Mornings on the deck-dock are about as good as anything ever gets in life, I'm sure. We get up eeeeeearly. I LOVE COFFEE. It's been really cold. This morning the Bee bounced out of the ether and decided to keep Clover and me company. Usually when C and I are out there in the morning the Bee perches somewhere across the yard and stares at us. And I really do think that she thinks, "Isn't this nice, just us three girls, all hanging out here together!" Even though she's twenty-five feet away. I giggle. This spring she turned eleven years old. We've had her since she was no bigger than a bird. She's such a funny, weird, sweet little creature. Clover-dog and Violet-cat are two of the least self-conscious animals I've ever known.
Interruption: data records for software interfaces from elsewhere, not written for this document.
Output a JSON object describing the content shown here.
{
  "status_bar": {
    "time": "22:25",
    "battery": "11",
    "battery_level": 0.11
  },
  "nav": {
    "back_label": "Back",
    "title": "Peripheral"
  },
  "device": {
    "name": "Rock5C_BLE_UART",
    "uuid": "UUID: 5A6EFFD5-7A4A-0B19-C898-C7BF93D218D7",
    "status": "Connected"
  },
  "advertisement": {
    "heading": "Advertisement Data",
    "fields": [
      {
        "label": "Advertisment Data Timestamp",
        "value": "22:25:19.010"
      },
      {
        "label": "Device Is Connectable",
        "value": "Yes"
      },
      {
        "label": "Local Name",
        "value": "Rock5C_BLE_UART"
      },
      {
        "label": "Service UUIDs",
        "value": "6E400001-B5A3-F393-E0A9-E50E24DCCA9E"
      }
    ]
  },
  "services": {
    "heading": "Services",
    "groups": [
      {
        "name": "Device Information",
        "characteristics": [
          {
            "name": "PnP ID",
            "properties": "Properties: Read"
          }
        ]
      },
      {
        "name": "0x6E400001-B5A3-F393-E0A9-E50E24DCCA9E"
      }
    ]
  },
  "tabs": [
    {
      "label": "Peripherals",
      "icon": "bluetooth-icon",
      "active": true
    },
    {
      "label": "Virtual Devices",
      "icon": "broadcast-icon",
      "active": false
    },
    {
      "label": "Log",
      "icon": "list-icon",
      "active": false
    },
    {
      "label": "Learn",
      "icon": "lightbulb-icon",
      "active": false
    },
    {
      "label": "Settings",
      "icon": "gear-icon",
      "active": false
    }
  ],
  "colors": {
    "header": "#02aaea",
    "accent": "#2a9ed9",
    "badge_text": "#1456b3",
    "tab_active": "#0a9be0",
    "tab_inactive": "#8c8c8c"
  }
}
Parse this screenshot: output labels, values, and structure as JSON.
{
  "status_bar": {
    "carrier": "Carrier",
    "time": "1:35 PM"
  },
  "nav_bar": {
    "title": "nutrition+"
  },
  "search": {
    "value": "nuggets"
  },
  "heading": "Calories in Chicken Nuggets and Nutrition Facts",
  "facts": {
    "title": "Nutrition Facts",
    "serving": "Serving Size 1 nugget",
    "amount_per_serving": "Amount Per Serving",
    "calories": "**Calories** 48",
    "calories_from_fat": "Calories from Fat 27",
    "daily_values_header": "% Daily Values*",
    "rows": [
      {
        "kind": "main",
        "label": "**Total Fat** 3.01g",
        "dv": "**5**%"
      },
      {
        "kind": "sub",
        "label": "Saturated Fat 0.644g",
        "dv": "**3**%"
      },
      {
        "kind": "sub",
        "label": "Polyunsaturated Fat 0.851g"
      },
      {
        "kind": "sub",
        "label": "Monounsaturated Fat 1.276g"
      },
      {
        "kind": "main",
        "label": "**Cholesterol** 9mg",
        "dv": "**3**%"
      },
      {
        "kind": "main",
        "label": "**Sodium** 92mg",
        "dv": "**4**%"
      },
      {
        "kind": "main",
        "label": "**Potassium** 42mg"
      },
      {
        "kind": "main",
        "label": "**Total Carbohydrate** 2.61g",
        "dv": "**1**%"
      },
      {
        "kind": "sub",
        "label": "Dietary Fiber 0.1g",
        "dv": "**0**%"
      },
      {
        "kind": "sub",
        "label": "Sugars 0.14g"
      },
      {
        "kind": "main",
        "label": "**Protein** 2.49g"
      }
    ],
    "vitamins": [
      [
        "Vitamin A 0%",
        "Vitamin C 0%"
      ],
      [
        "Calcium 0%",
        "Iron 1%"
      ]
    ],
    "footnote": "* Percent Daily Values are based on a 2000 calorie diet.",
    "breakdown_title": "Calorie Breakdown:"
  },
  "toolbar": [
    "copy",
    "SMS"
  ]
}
They will each splay themselves on top of just about anybody within reach, and look at them with big trusting eyes, and roll over for a belly rub at the slightest invitation. Not so our socially awkward, chronically skeptical Bridget (a.k.a. the Bee). The Bee, though she looks like a fluffy baby bunny, is made of rubber-bands about to snap. Every once in a while, like this morning, I'll find myself the object of her rather fraught and twitchy sort of interest. It's both very flattering and super nervewracking. Suddenly she's there (she's spring-loaded), prancing around (she's tiny) on the arm of my Adirondack chair. She tries to figure out how to get her head petted and almost falls off the chair. She hot-foots it back and forth across my lap a few times as if walking on glowing coals. She stands with all fours on my lap for a minute, kneading me with her ten tiny needlelike claws. I hold my breath and do everything I can to keep from moving — it hurts — but I can't stop myself: An involuntary "Eeeeeeeeeeeouch!" squeals out of me, and boing!, she is over-and-out, halfway across the yard before I can even blink. Being a Beekeeper is occasionally scary. She's so unpredictable you're never sure if she's going to be nice to you or punch you in the face. I think today she was trying to be nice, if you call suddenly tattooing someone's inner thigh as they're sitting quietly outside at six o'clock in the morning wearing absolutely nothing but a thin white nightgown while trying to drink coffee and mind their own business nice.
In other fauna news, the hermit crab I am babysitting for one of my little neighbors across the street looks like it has almost finished eating its own exoskeleten that it shed last week, the thought and sight of which has made me want to throw up about seven times a day every day that he's been here. But I still kind of love him.